Innovative island solutions for thriving oceans - a Fiji case study
Alternative sources of income that are being explored include compost piggery, cash cropping and a nursery filled with all kinds of food bearing trees.
At a business training to empower women and youth groups, to setup the projects, lessons in business basics and simple accounting to balance income and expenditure and budgeting were shared. They also learnt about writing concepts for starting a business. The training was facilitated jointly with Westpac Bank’s community outreach unit and funded through the “Building Effective Community Driven Governance Systems in Mali District to Enhance Community Access to Food, Income Generating Opportunities and Livelihoods,” project.
The project is sponsored by the Australian government through its Fiji Community Development Programme.
Operating for about a year now, the project seeks to promote a rich marine environment by easing the pressure on fishing. If the villagers have other income sources, they won’t find the need to go fishing often giving marine resources the chance to replenish and restock.
Ligaulevu village has setup a compost piggery. Composting is viewed as an effective and environmentally friendly way of managing pig waste by recycling useful nutrients back into the soil to improve soil fertility.

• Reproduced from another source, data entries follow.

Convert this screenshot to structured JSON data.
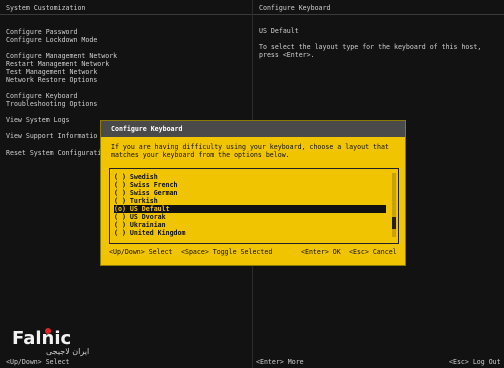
{
  "header": {
    "left_title": "System Customization",
    "right_title": "Configure Keyboard"
  },
  "menu": {
    "items": [
      "Configure Password",
      "Configure Lockdown Mode",
      "Configure Management Network",
      "Restart Management Network",
      "Test Management Network",
      "Network Restore Options",
      "Configure Keyboard",
      "Troubleshooting Options",
      "View System Logs",
      "View Support Informatio",
      "Reset System Configurati"
    ]
  },
  "right_panel": {
    "current": "US Default",
    "description": "To select the layout type for the keyboard of this host, press <Enter>."
  },
  "dialog": {
    "title": "Configure Keyboard",
    "text": "If you are having difficulty using your keyboard, choose a layout that matches your keyboard from the options below.",
    "options": [
      "( ) Swedish",
      "( ) Swiss French",
      "( ) Swiss German",
      "( ) Turkish",
      "(o) US Default",
      "( ) US Dvorak",
      "( ) Ukrainian",
      "( ) United Kingdom"
    ],
    "selected_index": 4,
    "footer_select": "<Up/Down> Select",
    "footer_toggle": "<Space> Toggle Selected",
    "footer_ok": "<Enter> OK",
    "footer_cancel": "<Esc> Cancel"
  },
  "logo": {
    "name": "Falnic",
    "sub": "ایران لاجیجی"
  },
  "footer": {
    "left": "<Up/Down> Select",
    "center": "<Enter> More",
    "right": "<Esc> Log Out"
  }
}
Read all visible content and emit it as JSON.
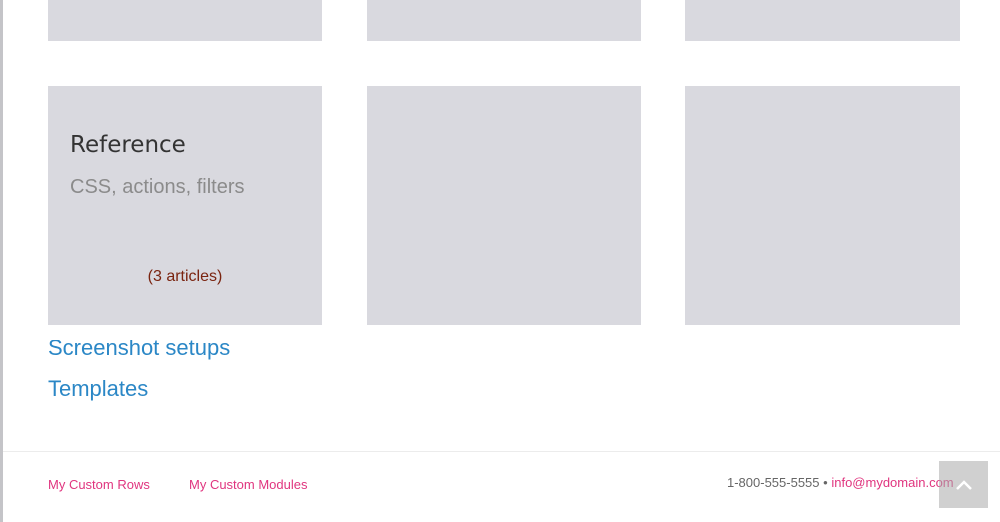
{
  "tiles": {
    "reference": {
      "title": "Reference",
      "subtitle": "CSS, actions, filters",
      "count": "(3 articles)"
    }
  },
  "categories": {
    "screenshot_setups": "Screenshot setups",
    "templates": "Templates"
  },
  "footer": {
    "links": [
      "My Custom Rows",
      "My Custom Modules"
    ],
    "phone": "1-800-555-5555",
    "separator": "•",
    "email": "info@mydomain.com"
  },
  "icons": {
    "back_to_top": "chevron-up-icon"
  },
  "colors": {
    "tile_bg": "#d9d9df",
    "link_blue": "#2b87c6",
    "footer_pink": "#e0357f",
    "article_count": "#7a2410"
  }
}
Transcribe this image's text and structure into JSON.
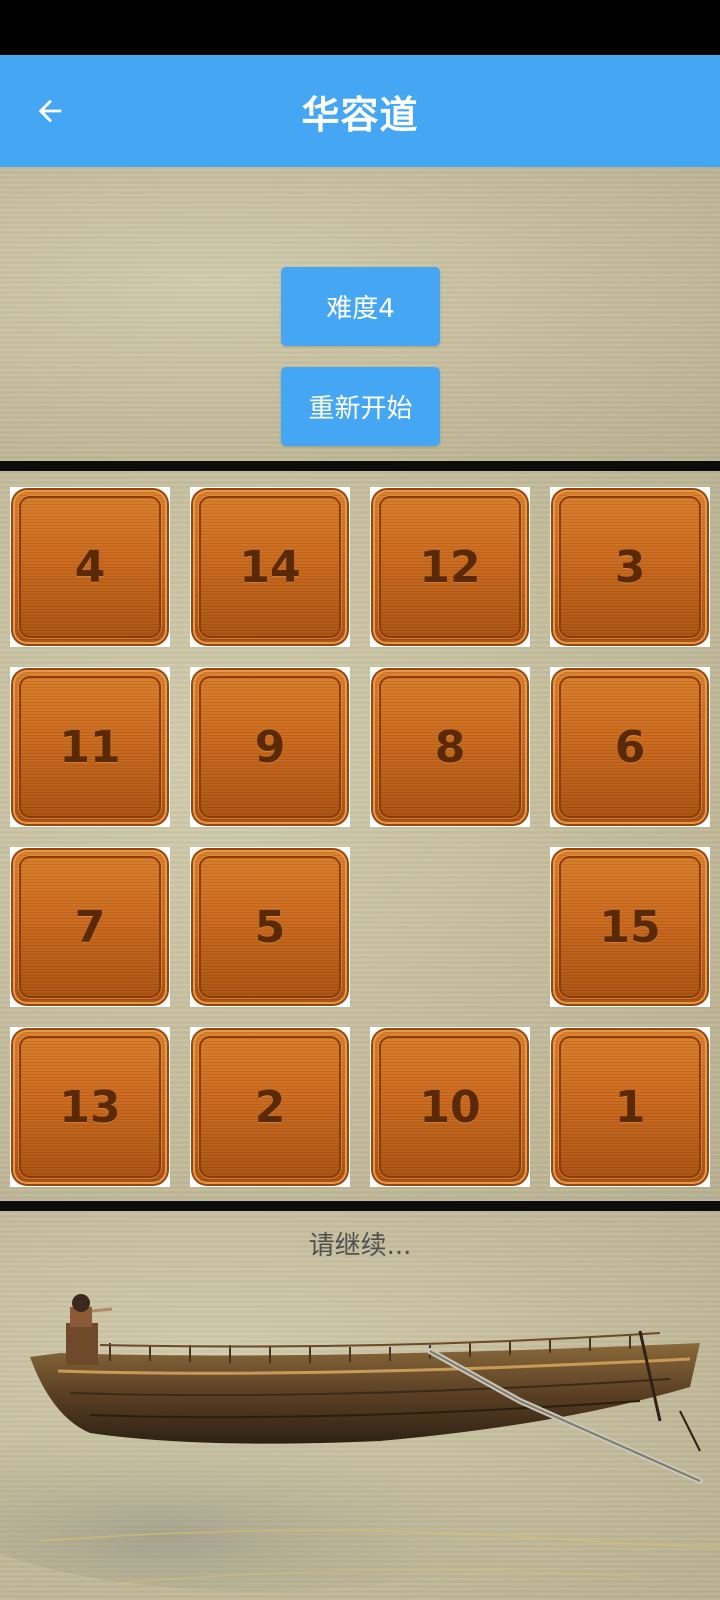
{
  "header": {
    "title": "华容道",
    "back_icon": "arrow-left-icon",
    "color": "#45a6f4"
  },
  "controls": {
    "difficulty_label": "难度4",
    "restart_label": "重新开始"
  },
  "board": {
    "rows": 4,
    "cols": 4,
    "tiles": [
      [
        "4",
        "14",
        "12",
        "3"
      ],
      [
        "11",
        "9",
        "8",
        "6"
      ],
      [
        "7",
        "5",
        "",
        "15"
      ],
      [
        "13",
        "2",
        "10",
        "1"
      ]
    ],
    "tile_color": "#c8681d",
    "number_color": "#5a2a06"
  },
  "footer": {
    "status_text": "请继续...",
    "illustration": "wooden-boat-ink-painting"
  }
}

They can use the compost in their plantations and sell to neighboring villages, deriving an income. At Vesi village, a nursery of fruit bearing trees, root crops and vegetables has been set up, while Matailabasa village is focused on earning more money from cash crops and vegetables.
Project officer Unaisi Malani-Tagicakibau said it is necessary to empower islanders with all the knowledge they need to be able to coordinate their project in a financially rewarding manner that allows them to meet food and daily needs.
“Easing the pressure on their marine resources will help ensure the sustainability of the Great Sea Reef,” she said.
“All the actions that can be taken must be pursued whether it be marine protected areas or alternative sources of income to protect the GSR.
“The GSR is of importance not just at the community level but also at the national level, holding up industries like fisheries, and tourism.
“Protecting the GSR is equivalent to protecting the food and income sources of thousands of people and preserving the economic stability of a nature. That’s the bigger picture.
“For the people of Mali, supplementing income from marine resources with other options, secures food production now and in the future.”
The Mali and GSR projects also help the fulfillment of Fiji’s commitments to the Convention on Biological Diversity through the National Biodiversity Strategic Action Plan by helping maintain marine biota that thrive within the reef system, from the tips of Udu Point in Vanua Levu to the Yasawas.